By contrast, let’s examine Boku no Hero Academia. This is set in a world where superpowers are common enough that superheroes and supervillains are everywhere. Superheroes run private companies contracted by local governments to handle crime and disasters in their local, and are adulated in the international media. Every child dreams to be a superhero, and those with superpowers join special schools to learn how to become superheroes. These core worldbuilding pillars don’t just establish the mileu of the series: they make many intriguing story arcs and characters possible.
In the Sports Festival Arc, we learn that superheroes scout recruits by observing sport festivals at superhero academies. Among these superheroes is Endeavor, the world’s second-greatest superhero. Unlike his rival All Might, who is the perfect exemplar of truth, justice and the American Way, Endeavor is a self-obssessed megalomaniac whose sole ambition in life is to upstage All Might and become the world’s number one hero. Since he can’t beat All Might fairly, Endeavor married a woman with a useful superpower to create a son with even greater powers, who he hopes will beat All Might.
The world doesn’t know about this side to Endeavor. As far as the public knows, Endeavor is a hero of justice with an impeccable record of fighting villainy. At the time of writing, Endeavor’s dark side has yet to be revealed to the public, showcasing the flaws of the world’s superhero system.
The following story arc introduces Stain the Hero Killer. Stain, inspired by All Might, believes that only superheroes who fight for selfless reasons are worthy of being called heroes. Targeting heroes and villains alike, Stain tests his victims to see if they were true heroes in his estimation. Had Stain showed up earlier he would have been seen as a madman. But now that the reader knows the truth about Endeavor, Stain comes across as a byproduct of a system that rewards superheroes simply for using their powers in an approved fashion instead of being paragons of virtue. Indeed, Stain’s ideology may even make a twisted kind of sense. At the end of the arc, when protagonist Midoriya Izuku takes down Stain, Midoriya must hide the truth, for as a junior Hero he could not use his powers without the permission of a guardian — so the credit for Stain’s arrest goes to the nearest licensed superhero on the scene: Endeavor.

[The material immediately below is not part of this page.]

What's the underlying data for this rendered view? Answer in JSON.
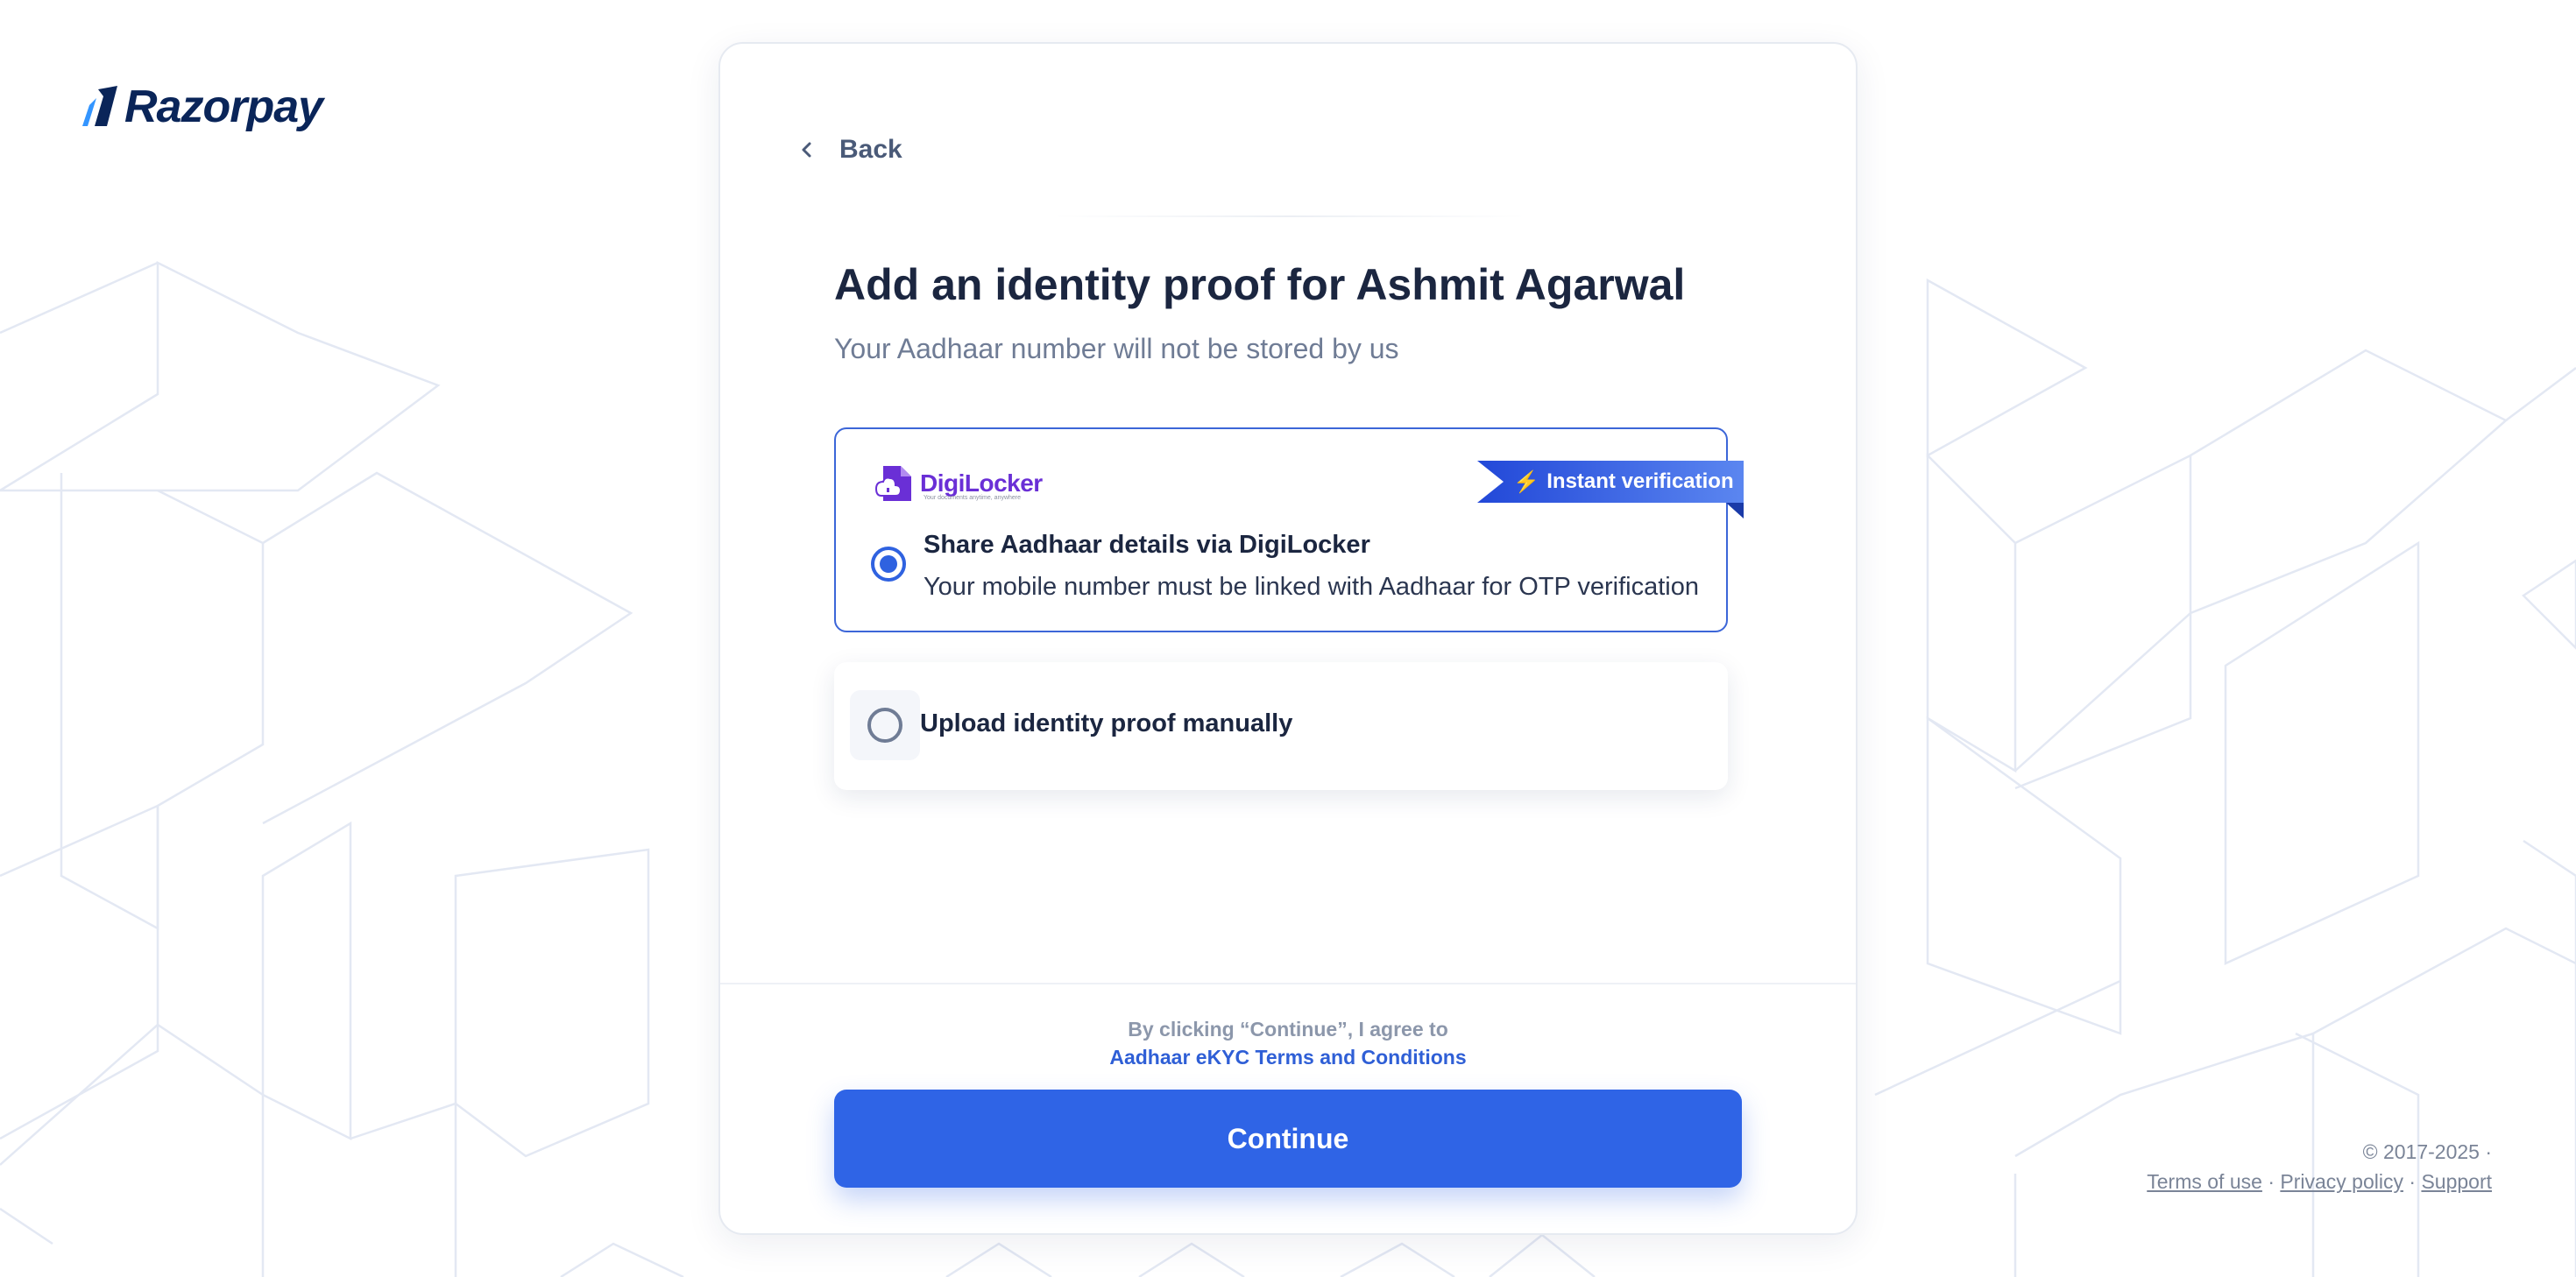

The worldbuilding of Boku no Hero Academia didn’t simply create a static playground for the author to create fantastic tales; it set up characters and story arcs like these, allowing characters to reveal their true natures, and explore through their deeds the ramifications of a society built on superpowers. In doing so, the story shows gives the reader an opportunity to ponder about the true meaning of justice in such a world and what it means to be a hero, adding breadth and depth to the series.

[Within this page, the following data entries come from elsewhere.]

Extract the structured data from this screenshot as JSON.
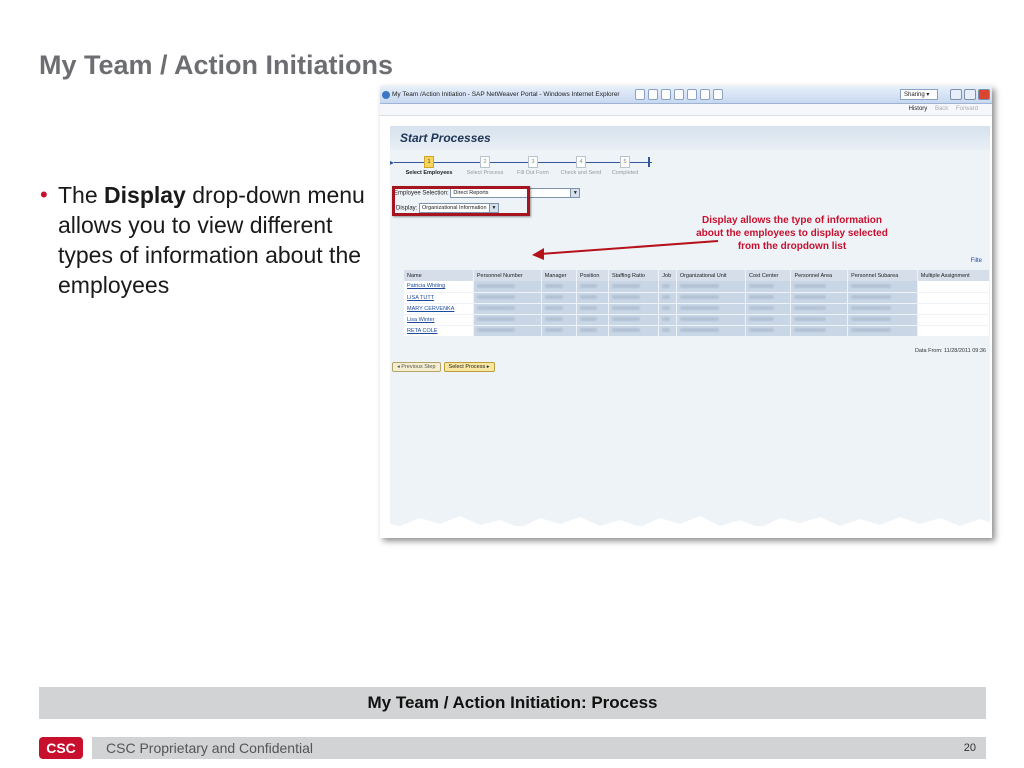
{
  "slide": {
    "title": "My Team / Action Initiations",
    "bullet": {
      "prefix": "The ",
      "bold": "Display",
      "rest": " drop-down menu allows you to view different types of information about the employees"
    },
    "footer_banner": "My Team / Action Initiation: Process",
    "confidential": "CSC Proprietary and Confidential",
    "page_number": "20",
    "logo": "CSC"
  },
  "browser": {
    "window_title": "My Team /Action Initiation - SAP NetWeaver Portal - Windows Internet Explorer",
    "sharing_label": "Sharing",
    "nav": {
      "history": "History",
      "back": "Back",
      "forward": "Forward"
    }
  },
  "sap": {
    "page_title": "Start Processes",
    "steps": [
      {
        "num": "1",
        "label": "Select Employees"
      },
      {
        "num": "2",
        "label": "Select Process"
      },
      {
        "num": "3",
        "label": "Fill Out Form"
      },
      {
        "num": "4",
        "label": "Check and Send"
      },
      {
        "num": "5",
        "label": "Completed"
      }
    ],
    "employee_selection": {
      "label": "Employee Selection:",
      "value": "Direct Reports"
    },
    "display": {
      "label": "Display:",
      "value": "Organizational Information"
    },
    "annotation": "Display allows the type of information about the employees to display selected from the dropdown list",
    "filter_label": "Filte",
    "columns": [
      "Name",
      "Personnel Number",
      "Manager",
      "Position",
      "Staffing Ratio",
      "Job",
      "Organizational Unit",
      "Cost Center",
      "Personnel Area",
      "Personnel Subarea",
      "Multiple Assignment"
    ],
    "employees": [
      "Patricia Whiting",
      "LISA TUTT",
      "MARY CERVENKA",
      "Lisa Winter",
      "RETA COLE"
    ],
    "data_from": "Data From: 11/28/2011 09:36",
    "buttons": {
      "previous": "Previous Step",
      "next": "Select Process"
    }
  }
}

The Heart of the Story
Effective worldbuilding allow the reader to suspend disbelief and engage the story entirely. At the highest levels of storytelling, worldbuilding grants the author the tools to create compelling tales that surprise the reader, add breadth and depth to the world, and set the stage for even more stories to come.
Consequently, worldbuilding must be performed with great care. As in the case of Talentless Nana, careless worldbuilding can effectively undermine your entire story. This leaves the reader feeling that all you have is a cool premise executed by idiots, with little to back it up.
Worldbuilding is the art of building the axes mundi of the world in which the story resides. Stories with strong axes have a great advantage over others — stories with weak pillars must collapse.
Image: English translation of Poetic Edda, Oluf Olufsen Bagge, 1847. First found on Wikimedia.
Unlike Talentless Nana, my own novel No Gods, Only Daimons has been consistently praised for its intricate, unique and enthralling worldbuilding. You can find it on Amazon here.